By Glenda McCarthy
As the snow recedes and flowers start to bloom, members of the newly formed Newfoundland and Labrador Beekeepers Association are working to develop a colony of their own. They’re hoping to not only hoping to create a buzz around beekeeping in this province, but also promote our bees in the fight against colony collapse disorder.
Dr. Barry Hicks, an entomologist who teaches biology at the college’s Carbonear campus, is a founding member and current vice-president of the association.
Dr. Hicks holds a bachelor of science as well as a master’s degree in biology from Memorial University. As a recipient of the Rothermere Foundation Fellowship, he completed a PhD in Forest Entomology at Edinburgh University in Edinburgh, Scotland. Thus far his main areas of research include invasive insect species and their impact on the Newfoundland insect fauna, insect population dynamics, and biological control using pathogenic fungi and pollination by native bees. Now Dr. Hicks hopes to use that very background to aid the honey bee in this province.
“The honey bee here in Newfoundland does not have the same problems that are believed to be causing colony collapse disorder in other parts of the globe. We don’t have the diseases that are affecting honeybees elsewhere,” he explains.
According to Dr. Hicks, through colony collapse disorder, bees are leaving their hives to forage but not coming back, causing the colony to die out and beekeepers to lose large portions of their hives. Scientists believe it is caused by a combination of diseases and parasites, the overuse of insecticide in agriculture, and the bees being stressed and overworked. However, one place that isn’t happening is right here in Newfoundland and Labrador.
“We don’t have that combination,” Dr. Hicks says. “We do not have the intensive farming we see elsewhere so our honeybees are not exposed to the same levels of pesticides. The use of pesticides is a concern for us in the province but our bees aren’t overworked because there is not a lot of agriculture.”
The last component affecting bees globally is disease.

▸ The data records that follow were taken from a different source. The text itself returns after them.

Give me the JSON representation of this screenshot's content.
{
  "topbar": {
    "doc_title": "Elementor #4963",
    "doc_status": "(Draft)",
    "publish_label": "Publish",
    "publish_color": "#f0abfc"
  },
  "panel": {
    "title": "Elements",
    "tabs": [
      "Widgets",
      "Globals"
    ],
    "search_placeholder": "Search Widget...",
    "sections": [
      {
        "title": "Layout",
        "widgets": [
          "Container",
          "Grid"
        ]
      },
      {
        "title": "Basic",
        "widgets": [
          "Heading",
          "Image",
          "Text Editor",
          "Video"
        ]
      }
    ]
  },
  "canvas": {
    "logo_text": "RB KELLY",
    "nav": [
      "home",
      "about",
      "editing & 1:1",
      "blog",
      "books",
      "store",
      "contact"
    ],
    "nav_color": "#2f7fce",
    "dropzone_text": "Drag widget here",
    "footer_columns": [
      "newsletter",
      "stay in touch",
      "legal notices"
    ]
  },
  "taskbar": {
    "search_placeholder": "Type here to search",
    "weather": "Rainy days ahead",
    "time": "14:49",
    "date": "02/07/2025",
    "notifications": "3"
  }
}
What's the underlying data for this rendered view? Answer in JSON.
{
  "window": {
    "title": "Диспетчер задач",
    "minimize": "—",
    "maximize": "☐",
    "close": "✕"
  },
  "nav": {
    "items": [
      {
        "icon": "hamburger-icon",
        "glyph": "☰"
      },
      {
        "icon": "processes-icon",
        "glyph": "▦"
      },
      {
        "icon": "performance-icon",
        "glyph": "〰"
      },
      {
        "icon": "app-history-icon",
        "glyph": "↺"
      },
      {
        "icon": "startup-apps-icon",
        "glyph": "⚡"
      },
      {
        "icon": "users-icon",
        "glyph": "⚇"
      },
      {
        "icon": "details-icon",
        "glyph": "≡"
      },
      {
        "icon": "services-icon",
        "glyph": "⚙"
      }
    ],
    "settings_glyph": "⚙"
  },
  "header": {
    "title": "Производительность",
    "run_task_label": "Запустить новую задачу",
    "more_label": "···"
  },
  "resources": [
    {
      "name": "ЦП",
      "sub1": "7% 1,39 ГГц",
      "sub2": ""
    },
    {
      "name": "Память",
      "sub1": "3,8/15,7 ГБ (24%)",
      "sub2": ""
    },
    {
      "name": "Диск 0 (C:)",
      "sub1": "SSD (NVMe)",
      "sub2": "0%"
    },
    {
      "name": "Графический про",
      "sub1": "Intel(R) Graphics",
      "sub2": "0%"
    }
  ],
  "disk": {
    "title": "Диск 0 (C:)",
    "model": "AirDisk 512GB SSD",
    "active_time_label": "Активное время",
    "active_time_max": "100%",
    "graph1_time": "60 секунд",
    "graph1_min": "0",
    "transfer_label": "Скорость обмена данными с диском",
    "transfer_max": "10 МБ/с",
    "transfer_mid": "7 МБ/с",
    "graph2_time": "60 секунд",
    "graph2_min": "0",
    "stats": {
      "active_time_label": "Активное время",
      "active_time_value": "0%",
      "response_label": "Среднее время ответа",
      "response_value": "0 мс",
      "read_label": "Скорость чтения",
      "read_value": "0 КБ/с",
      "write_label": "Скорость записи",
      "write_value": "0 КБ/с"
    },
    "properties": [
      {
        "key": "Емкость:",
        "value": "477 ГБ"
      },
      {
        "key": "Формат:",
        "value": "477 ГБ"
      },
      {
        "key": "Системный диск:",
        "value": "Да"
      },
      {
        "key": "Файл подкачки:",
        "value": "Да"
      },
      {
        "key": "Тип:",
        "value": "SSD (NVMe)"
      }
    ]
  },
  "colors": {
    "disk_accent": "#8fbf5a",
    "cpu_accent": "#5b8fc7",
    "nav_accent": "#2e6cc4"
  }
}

Newfoundland honeybees have neither parasitic mites Varroa mites nor Tracheal mites, which Dr. Hicks says he believes to be the main cause of producing colony collapse disorder.
“The Varroa mite and Tracheal mite can put extra stress on bees and cause them to die out, but since we are the only place on the planet that doesn’t have those diseases, Newfoundland bees should be a global asset. We should be marketing our clean bees and selling them to other markets on the planet.”

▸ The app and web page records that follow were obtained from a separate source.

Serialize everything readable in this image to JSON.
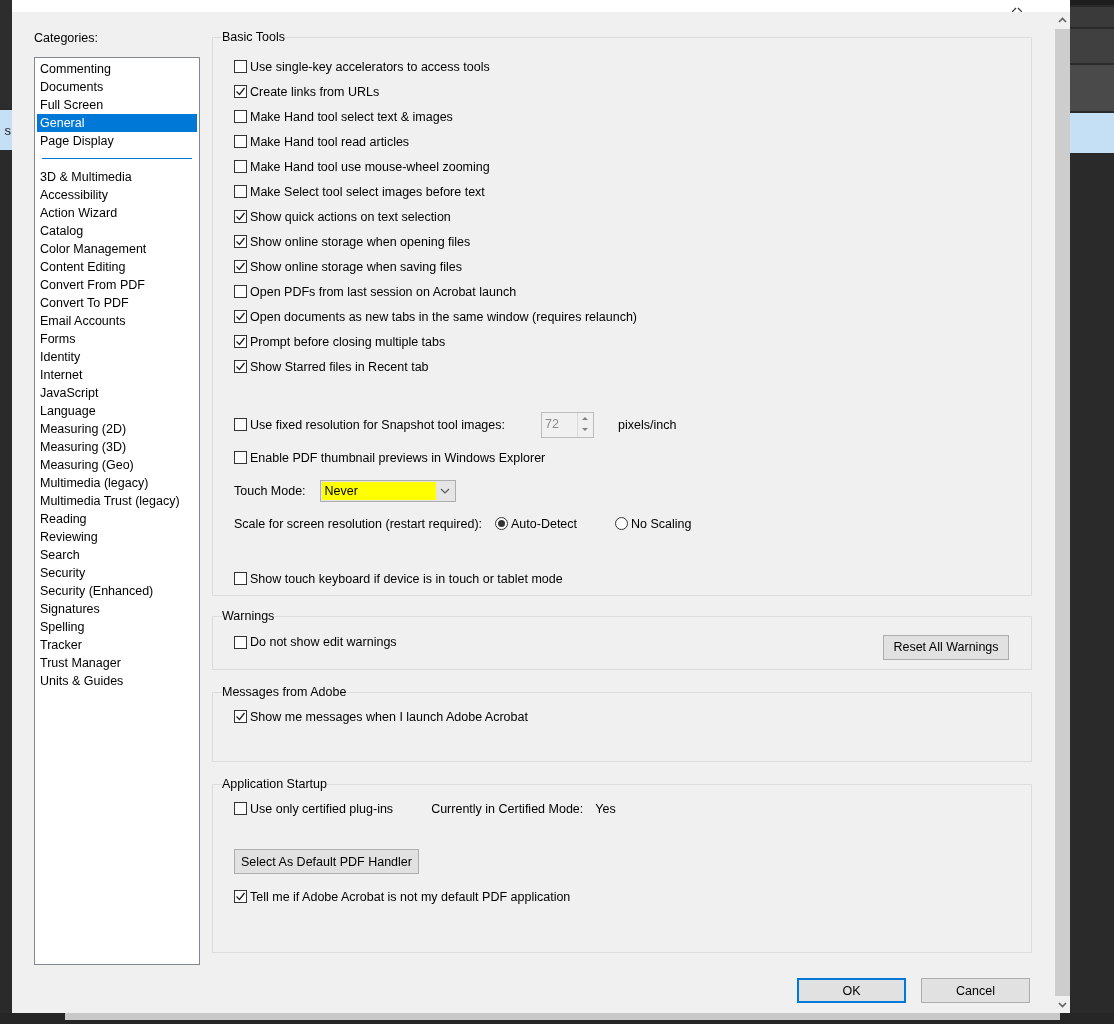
{
  "background_app": {
    "label": "s"
  },
  "categories": {
    "label": "Categories:",
    "groups": [
      {
        "items": [
          {
            "label": "Commenting",
            "selected": false
          },
          {
            "label": "Documents",
            "selected": false
          },
          {
            "label": "Full Screen",
            "selected": false
          },
          {
            "label": "General",
            "selected": true
          },
          {
            "label": "Page Display",
            "selected": false
          }
        ]
      },
      {
        "items": [
          {
            "label": "3D & Multimedia",
            "selected": false
          },
          {
            "label": "Accessibility",
            "selected": false
          },
          {
            "label": "Action Wizard",
            "selected": false
          },
          {
            "label": "Catalog",
            "selected": false
          },
          {
            "label": "Color Management",
            "selected": false
          },
          {
            "label": "Content Editing",
            "selected": false
          },
          {
            "label": "Convert From PDF",
            "selected": false
          },
          {
            "label": "Convert To PDF",
            "selected": false
          },
          {
            "label": "Email Accounts",
            "selected": false
          },
          {
            "label": "Forms",
            "selected": false
          },
          {
            "label": "Identity",
            "selected": false
          },
          {
            "label": "Internet",
            "selected": false
          },
          {
            "label": "JavaScript",
            "selected": false
          },
          {
            "label": "Language",
            "selected": false
          },
          {
            "label": "Measuring (2D)",
            "selected": false
          },
          {
            "label": "Measuring (3D)",
            "selected": false
          },
          {
            "label": "Measuring (Geo)",
            "selected": false
          },
          {
            "label": "Multimedia (legacy)",
            "selected": false
          },
          {
            "label": "Multimedia Trust (legacy)",
            "selected": false
          },
          {
            "label": "Reading",
            "selected": false
          },
          {
            "label": "Reviewing",
            "selected": false
          },
          {
            "label": "Search",
            "selected": false
          },
          {
            "label": "Security",
            "selected": false
          },
          {
            "label": "Security (Enhanced)",
            "selected": false
          },
          {
            "label": "Signatures",
            "selected": false
          },
          {
            "label": "Spelling",
            "selected": false
          },
          {
            "label": "Tracker",
            "selected": false
          },
          {
            "label": "Trust Manager",
            "selected": false
          },
          {
            "label": "Units & Guides",
            "selected": false
          }
        ]
      }
    ]
  },
  "basic_tools": {
    "title": "Basic Tools",
    "options": [
      {
        "label": "Use single-key accelerators to access tools",
        "checked": false
      },
      {
        "label": "Create links from URLs",
        "checked": true
      },
      {
        "label": "Make Hand tool select text & images",
        "checked": false
      },
      {
        "label": "Make Hand tool read articles",
        "checked": false
      },
      {
        "label": "Make Hand tool use mouse-wheel zooming",
        "checked": false
      },
      {
        "label": "Make Select tool select images before text",
        "checked": false
      },
      {
        "label": "Show quick actions on text selection",
        "checked": true
      },
      {
        "label": "Show online storage when opening files",
        "checked": true
      },
      {
        "label": "Show online storage when saving files",
        "checked": true
      },
      {
        "label": "Open PDFs from last session on Acrobat launch",
        "checked": false
      },
      {
        "label": "Open documents as new tabs in the same window (requires relaunch)",
        "checked": true
      },
      {
        "label": "Prompt before closing multiple tabs",
        "checked": true
      },
      {
        "label": "Show Starred files in Recent tab",
        "checked": true
      }
    ],
    "snapshot": {
      "label": "Use fixed resolution for Snapshot tool images:",
      "checked": false,
      "value": "72",
      "disabled": true,
      "unit": "pixels/inch"
    },
    "thumbnails": {
      "label": "Enable PDF thumbnail previews in Windows Explorer",
      "checked": false
    },
    "touch_mode": {
      "label": "Touch Mode:",
      "value": "Never"
    },
    "scale": {
      "label": "Scale for screen resolution (restart required):",
      "options": [
        {
          "label": "Auto-Detect",
          "selected": true
        },
        {
          "label": "No Scaling",
          "selected": false
        }
      ]
    },
    "touch_keyboard": {
      "label": "Show touch keyboard if device is in touch or tablet mode",
      "checked": false
    }
  },
  "warnings": {
    "title": "Warnings",
    "option": {
      "label": "Do not show edit warnings",
      "checked": false
    },
    "button": "Reset All Warnings"
  },
  "messages": {
    "title": "Messages from Adobe",
    "option": {
      "label": "Show me messages when I launch Adobe Acrobat",
      "checked": true
    }
  },
  "startup": {
    "title": "Application Startup",
    "option": {
      "label": "Use only certified plug-ins",
      "checked": false
    },
    "mode_label": "Currently in Certified Mode:",
    "mode_value": "Yes",
    "button": "Select As Default PDF Handler",
    "default_option": {
      "label": "Tell me if Adobe Acrobat is not my default PDF application",
      "checked": true
    }
  },
  "buttons": [
    {
      "label": "OK",
      "kind": "default"
    },
    {
      "label": "Cancel",
      "kind": "normal"
    }
  ]
}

That’s where the Newfoundland and Labrador Beekeepers Association plans to make an impact. He says that while they are a newly formed association and still in the growing phase, one of their mandates is to help protect the Newfoundland and Labrador honeybee.
“We put this group together to promote honeybee keeping but also to promote the health of our honeybees, to try to keep our honeybees as clean as possible and to try to stop the importation of bees. It’s illegal to import bees but they still get in.”
In fact, he wrote a research paper last year on the history and present status of honeybee keeping in this province for the Osprey, a quarterly magazine of Nature Newfoundland and Labrador.
Dr. Hicks has a vast history in research, although not all has been conducted in his current position as an instructor at Carbonear campus. He has been with CNA since 1993, first at Bonavista campus as an instructor for the Fish and Wildlife Technician program, then as an instructor of biology at Carbonear campus. He has contributed to nearly 50 publications and has presented at several national and international conferences. He hopes to use his experience to bring more attention to beekeeping in this province and encourages people to join the association.
There are roughly 25-30 individuals in this province maintaining close to 300 hives. And while the vast majority of the beekeepers are hobbyists, Dr. Hicks says they are passionate about their bees and the beekeeping lifestyle.
For more information the Newfoundland and Labrador Bee Keeping Association visit their website at www.nlbeekeeping.ca/